Not a terrible result for an admittedly bold invasion of space, but could have gone better. The OS triggered appropriately, but the decision to use side-B afterwards put me in a bit of hot water…attempting to punish the dash attack cooldown with something like a dash grab or a dash in neutral-air may have been better in this situation.

 

Example #3; vs Cosmic Witch, moments after the previous example

Shortly after, I go into another OS. My two previous approaches were out-spaced and stuffed with Rosa’s down-tilt, so this time I run in and use another jab re-shield OS. Having lost Luma, Cosmic Witch decided to play a bit more defensive, and instead goes into shield. The jab in my OS doesn’t trigger, and I run in holding shield, and quickly after transition into a neutral-air out of shield. The n-air clips Cosmic Witch out of her shield grab; I convert into a quick tipped forward-air, and Rosalina is pushed to the ledge.


This interaction really highlights why I enjoy making use of this particular OS; even in situations where the jab doesn’t trigger, being put into shield for just a moment is a fairly safe option, and quick reflexes afterwards can catch many options that your opponent might try to do. (Example; in this case, if Cosmic Witch took to the air to try to slip to center stage, it would be a simple thing to react with a jump out-of-shield and chase with aerials. If she had tried to slip through with a roll behind, I could drop shield and f-tilt or dash grab. Etc.) The only real option she had to hard counter this tactic would be to dash in and grab me out of my shield in the small window between shielding and executing the n-air, which wouldn’t give much of a reward (since she had no Luma), and opens up other avenues of attack for Roy (such as n-air and its juicy follow ups).

 

Example #4: vs ReQzee

In this situation, ReQzee is coming in from offstage, leading with a thunder jolt. Perfectshielding the slow-moving thunder jolt is easy, but sets up for him to potentially lead in with an aerial afterwards, so I drop out of the thunder jolt PS into another shield for a jab re-shield OS. ReQzee opts to empty land, so the OS isn’t triggered, leaving me in shield afterwards. He is too far away for me to shield grab, and not in a great spot for jab out-of-shield, so I opt to play it safe and short hop backwards, giving up a bit of stage in exchange for a safe out from the situation and a bit stronger positioning.
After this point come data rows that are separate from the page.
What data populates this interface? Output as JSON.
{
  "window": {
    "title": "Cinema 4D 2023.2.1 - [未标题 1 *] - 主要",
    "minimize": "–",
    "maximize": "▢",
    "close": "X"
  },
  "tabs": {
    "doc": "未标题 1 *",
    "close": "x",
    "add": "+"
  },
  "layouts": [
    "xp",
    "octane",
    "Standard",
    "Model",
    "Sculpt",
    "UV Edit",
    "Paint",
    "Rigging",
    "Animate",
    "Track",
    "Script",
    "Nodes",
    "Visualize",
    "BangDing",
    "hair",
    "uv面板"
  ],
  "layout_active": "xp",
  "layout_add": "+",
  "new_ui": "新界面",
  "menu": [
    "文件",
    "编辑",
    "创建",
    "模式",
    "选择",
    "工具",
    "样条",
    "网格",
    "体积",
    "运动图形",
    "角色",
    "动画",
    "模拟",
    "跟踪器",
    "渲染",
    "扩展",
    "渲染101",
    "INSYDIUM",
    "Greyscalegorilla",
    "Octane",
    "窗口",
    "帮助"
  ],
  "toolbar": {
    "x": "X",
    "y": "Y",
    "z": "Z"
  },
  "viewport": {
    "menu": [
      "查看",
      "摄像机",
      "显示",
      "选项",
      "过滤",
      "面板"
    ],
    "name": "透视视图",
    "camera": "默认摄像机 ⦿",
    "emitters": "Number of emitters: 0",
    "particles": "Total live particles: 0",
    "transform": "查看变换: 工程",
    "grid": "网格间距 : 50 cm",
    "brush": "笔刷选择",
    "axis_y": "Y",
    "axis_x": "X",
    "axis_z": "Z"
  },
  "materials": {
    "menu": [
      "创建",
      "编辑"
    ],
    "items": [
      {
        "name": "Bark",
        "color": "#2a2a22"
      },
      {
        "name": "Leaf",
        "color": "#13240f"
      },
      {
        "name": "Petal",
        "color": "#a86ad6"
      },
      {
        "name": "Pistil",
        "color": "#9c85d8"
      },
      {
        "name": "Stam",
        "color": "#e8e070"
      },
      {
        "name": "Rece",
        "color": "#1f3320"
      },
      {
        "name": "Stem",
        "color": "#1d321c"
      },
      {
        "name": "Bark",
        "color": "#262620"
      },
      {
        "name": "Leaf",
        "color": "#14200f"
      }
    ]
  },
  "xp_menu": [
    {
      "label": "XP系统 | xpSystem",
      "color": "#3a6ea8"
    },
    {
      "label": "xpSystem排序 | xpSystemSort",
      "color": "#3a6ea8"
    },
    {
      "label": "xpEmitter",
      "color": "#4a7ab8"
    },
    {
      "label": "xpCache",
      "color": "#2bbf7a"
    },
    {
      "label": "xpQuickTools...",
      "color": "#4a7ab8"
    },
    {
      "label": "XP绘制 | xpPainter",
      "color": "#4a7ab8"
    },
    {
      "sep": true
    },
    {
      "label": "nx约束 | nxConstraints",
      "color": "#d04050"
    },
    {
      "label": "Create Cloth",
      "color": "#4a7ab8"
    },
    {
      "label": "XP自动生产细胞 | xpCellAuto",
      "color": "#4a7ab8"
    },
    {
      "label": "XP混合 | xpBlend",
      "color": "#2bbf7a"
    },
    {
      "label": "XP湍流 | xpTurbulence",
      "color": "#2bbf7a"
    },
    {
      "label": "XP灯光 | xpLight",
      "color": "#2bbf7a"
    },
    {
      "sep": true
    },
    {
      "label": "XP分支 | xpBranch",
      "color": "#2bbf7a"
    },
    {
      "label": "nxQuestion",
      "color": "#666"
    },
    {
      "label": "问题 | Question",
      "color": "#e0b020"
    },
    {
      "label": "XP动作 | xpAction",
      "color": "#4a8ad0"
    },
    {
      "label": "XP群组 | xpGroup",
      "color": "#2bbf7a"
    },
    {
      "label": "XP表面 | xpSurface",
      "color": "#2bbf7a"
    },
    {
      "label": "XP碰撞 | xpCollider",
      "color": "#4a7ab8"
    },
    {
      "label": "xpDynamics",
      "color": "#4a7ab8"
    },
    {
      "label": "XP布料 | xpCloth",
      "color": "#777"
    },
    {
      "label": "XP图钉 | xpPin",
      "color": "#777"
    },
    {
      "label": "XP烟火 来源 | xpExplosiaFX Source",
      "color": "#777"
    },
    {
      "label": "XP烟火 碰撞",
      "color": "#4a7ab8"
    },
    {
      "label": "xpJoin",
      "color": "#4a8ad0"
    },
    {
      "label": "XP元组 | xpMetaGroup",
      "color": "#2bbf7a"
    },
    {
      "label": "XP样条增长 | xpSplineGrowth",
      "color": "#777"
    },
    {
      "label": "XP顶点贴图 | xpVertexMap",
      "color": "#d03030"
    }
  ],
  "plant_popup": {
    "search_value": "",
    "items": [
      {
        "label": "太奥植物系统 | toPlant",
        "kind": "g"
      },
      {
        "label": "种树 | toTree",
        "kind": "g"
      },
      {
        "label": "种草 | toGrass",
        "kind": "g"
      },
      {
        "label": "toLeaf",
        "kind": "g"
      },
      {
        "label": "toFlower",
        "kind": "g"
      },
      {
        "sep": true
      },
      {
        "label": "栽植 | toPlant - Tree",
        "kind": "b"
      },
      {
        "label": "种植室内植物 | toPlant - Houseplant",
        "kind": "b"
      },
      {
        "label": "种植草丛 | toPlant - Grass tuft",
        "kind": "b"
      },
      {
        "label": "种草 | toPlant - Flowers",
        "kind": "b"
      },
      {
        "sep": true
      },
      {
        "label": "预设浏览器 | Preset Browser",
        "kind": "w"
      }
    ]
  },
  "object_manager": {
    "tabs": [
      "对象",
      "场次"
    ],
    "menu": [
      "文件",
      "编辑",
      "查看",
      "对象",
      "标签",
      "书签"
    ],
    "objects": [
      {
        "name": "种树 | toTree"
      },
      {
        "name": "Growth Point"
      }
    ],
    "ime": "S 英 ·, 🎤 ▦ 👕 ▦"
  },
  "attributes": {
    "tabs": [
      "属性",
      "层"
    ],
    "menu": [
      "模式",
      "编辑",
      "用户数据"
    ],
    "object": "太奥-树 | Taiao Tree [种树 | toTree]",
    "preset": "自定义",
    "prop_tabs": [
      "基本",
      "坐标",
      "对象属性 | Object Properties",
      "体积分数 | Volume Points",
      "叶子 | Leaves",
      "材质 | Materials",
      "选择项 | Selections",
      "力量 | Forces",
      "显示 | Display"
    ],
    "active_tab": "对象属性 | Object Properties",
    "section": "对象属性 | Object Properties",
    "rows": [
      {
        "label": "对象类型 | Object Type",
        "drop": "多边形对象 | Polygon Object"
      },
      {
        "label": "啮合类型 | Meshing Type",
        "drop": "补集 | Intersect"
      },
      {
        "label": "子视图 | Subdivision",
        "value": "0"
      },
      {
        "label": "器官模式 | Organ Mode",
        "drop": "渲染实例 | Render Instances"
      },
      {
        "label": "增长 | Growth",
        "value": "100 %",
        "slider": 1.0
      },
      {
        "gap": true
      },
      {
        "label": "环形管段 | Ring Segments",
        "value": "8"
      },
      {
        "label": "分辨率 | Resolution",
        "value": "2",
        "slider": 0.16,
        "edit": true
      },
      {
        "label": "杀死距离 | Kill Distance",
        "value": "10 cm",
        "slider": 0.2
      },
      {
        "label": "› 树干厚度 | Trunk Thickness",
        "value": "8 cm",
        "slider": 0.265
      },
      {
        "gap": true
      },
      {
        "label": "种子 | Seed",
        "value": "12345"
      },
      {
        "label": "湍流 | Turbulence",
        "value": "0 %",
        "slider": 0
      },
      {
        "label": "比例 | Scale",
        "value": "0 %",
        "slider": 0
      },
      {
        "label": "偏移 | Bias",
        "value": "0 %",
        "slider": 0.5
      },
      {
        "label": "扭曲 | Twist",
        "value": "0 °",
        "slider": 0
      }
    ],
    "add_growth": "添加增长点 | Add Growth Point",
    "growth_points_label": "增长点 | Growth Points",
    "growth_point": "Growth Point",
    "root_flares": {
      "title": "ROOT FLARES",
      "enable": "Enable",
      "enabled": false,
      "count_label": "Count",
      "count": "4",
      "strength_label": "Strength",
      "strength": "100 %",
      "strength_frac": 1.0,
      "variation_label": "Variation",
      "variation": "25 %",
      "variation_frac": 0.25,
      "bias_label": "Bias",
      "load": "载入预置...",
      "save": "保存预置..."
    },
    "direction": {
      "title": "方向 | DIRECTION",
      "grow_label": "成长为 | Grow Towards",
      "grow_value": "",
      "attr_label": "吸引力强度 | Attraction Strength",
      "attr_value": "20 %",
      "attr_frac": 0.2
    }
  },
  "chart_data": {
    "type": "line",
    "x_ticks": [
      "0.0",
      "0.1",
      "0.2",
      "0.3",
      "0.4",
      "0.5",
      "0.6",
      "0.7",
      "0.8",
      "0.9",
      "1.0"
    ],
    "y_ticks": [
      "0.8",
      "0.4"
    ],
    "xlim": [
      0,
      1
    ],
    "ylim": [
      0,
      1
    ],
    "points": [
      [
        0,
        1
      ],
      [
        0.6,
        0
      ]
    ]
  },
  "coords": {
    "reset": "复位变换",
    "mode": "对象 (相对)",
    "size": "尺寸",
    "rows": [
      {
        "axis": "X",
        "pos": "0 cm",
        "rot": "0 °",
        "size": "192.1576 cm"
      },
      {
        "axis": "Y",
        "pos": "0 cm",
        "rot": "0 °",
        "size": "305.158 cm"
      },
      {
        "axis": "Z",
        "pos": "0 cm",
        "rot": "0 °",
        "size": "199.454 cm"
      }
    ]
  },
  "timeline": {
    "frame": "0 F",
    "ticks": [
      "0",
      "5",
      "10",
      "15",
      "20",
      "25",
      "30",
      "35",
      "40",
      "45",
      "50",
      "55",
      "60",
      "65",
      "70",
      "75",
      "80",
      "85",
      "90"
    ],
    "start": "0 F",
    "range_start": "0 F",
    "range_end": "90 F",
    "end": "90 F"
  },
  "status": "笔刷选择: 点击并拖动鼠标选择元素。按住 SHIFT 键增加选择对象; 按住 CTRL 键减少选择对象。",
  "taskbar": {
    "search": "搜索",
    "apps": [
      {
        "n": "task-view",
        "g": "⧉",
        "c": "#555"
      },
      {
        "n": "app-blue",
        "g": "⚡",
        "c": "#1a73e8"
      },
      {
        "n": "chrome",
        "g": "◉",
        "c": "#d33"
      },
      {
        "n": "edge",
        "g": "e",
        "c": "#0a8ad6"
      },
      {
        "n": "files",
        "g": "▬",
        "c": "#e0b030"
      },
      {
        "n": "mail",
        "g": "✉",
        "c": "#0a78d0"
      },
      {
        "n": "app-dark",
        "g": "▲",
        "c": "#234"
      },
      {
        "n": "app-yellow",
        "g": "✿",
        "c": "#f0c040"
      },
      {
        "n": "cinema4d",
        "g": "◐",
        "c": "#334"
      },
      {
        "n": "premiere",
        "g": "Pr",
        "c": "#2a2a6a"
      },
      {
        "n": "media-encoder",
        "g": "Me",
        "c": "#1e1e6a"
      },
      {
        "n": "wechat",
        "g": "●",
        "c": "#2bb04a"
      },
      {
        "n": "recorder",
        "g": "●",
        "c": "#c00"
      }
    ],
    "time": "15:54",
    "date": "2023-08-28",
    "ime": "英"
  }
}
In retrospect, this is a somewhat poor situation to be using the jab re-shield OS…if he were to drop with a forward-air, the jab OoS would be triggered mid multi-hits and I would have gotten stuffed out of the start up of my jab, and if he had Quick Attacked directly in at me, he would most likely be behind me afterwards and the jab would whiff. Down-air is the only real option he could have chosen that would have led to the jab part of my OS actually coming out and winning the interaction for me. In general, this situation is a good place to be using the re-shield OS, but not so much against characters like Pikachu that have multi-hit aerials.

(Fun fact of the day; you can tell a Pikachu's gender by the end of its tail! Male pikachus have a sharp and flat tip, whereas female pikachus' tails are rounded like a heart.)

Unfortunately, none of these examples show a really clean result coming through with the attack in the PS OS being triggered...I have had many instances where it has in the past couple of weeks where I started to focus more on the tech, but none were on stream. I think that is one of the interesting things to highlight, though; even if the attack isn't triggered, proper use of these OSes can still leave you in a rather favorable position afterwards. Because of the natural safety of the technique, you can be using OSes often with no real detriment while still getting the benefit if the attack portion does trigger!

 

Questions? Comments? Reccomendations? Feel free to send a message to Sethlon on his twitter; @S3thlon